┌─ EXERCISE DATA
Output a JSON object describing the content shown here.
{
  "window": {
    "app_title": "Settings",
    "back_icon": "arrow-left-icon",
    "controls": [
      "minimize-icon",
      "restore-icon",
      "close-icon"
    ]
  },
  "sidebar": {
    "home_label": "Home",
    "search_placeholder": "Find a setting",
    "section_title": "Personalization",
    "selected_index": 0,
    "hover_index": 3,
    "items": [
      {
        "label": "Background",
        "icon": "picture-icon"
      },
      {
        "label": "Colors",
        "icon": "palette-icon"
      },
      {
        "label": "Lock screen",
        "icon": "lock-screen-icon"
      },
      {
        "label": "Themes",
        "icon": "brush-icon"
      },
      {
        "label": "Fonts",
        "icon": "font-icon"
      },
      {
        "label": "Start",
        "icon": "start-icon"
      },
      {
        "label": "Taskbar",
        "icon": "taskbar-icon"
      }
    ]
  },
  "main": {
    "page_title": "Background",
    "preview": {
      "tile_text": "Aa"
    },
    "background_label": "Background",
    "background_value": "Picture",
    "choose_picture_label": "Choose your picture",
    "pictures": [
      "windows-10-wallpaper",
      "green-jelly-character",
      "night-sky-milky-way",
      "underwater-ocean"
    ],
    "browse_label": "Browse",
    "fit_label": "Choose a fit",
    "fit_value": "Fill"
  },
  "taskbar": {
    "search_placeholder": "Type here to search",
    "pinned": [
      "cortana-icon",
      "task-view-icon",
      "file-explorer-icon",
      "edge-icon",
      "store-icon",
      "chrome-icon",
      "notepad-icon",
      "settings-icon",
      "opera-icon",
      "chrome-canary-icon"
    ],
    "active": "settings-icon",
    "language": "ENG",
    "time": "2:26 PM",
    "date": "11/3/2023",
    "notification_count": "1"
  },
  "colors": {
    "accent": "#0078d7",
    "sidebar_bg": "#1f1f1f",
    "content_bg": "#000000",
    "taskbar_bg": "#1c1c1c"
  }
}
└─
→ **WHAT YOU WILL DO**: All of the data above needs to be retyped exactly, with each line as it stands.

→ **ANSWER TO THE EXERCISE**:
Output a JSON object describing the content shown here.
{
  "window": {
    "app_title": "Settings",
    "back_icon": "arrow-left-icon",
    "controls": [
      "minimize-icon",
      "restore-icon",
      "close-icon"
    ]
  },
  "sidebar": {
    "home_label": "Home",
    "search_placeholder": "Find a setting",
    "section_title": "Personalization",
    "selected_index": 0,
    "hover_index": 3,
    "items": [
      {
        "label": "Background",
        "icon": "picture-icon"
      },
      {
        "label": "Colors",
        "icon": "palette-icon"
      },
      {
        "label": "Lock screen",
        "icon": "lock-screen-icon"
      },
      {
        "label": "Themes",
        "icon": "brush-icon"
      },
      {
        "label": "Fonts",
        "icon": "font-icon"
      },
      {
        "label": "Start",
        "icon": "start-icon"
      },
      {
        "label": "Taskbar",
        "icon": "taskbar-icon"
      }
    ]
  },
  "main": {
    "page_title": "Background",
    "preview": {
      "tile_text": "Aa"
    },
    "background_label": "Background",
    "background_value": "Picture",
    "choose_picture_label": "Choose your picture",
    "pictures": [
      "windows-10-wallpaper",
      "green-jelly-character",
      "night-sky-milky-way",
      "underwater-ocean"
    ],
    "browse_label": "Browse",
    "fit_label": "Choose a fit",
    "fit_value": "Fill"
  },
  "taskbar": {
    "search_placeholder": "Type here to search",
    "pinned": [
      "cortana-icon",
      "task-view-icon",
      "file-explorer-icon",
      "edge-icon",
      "store-icon",
      "chrome-icon",
      "notepad-icon",
      "settings-icon",
      "opera-icon",
      "chrome-canary-icon"
    ],
    "active": "settings-icon",
    "language": "ENG",
    "time": "2:26 PM",
    "date": "11/3/2023",
    "notification_count": "1"
  },
  "colors": {
    "accent": "#0078d7",
    "sidebar_bg": "#1f1f1f",
    "content_bg": "#000000",
    "taskbar_bg": "#1c1c1c"
  }
}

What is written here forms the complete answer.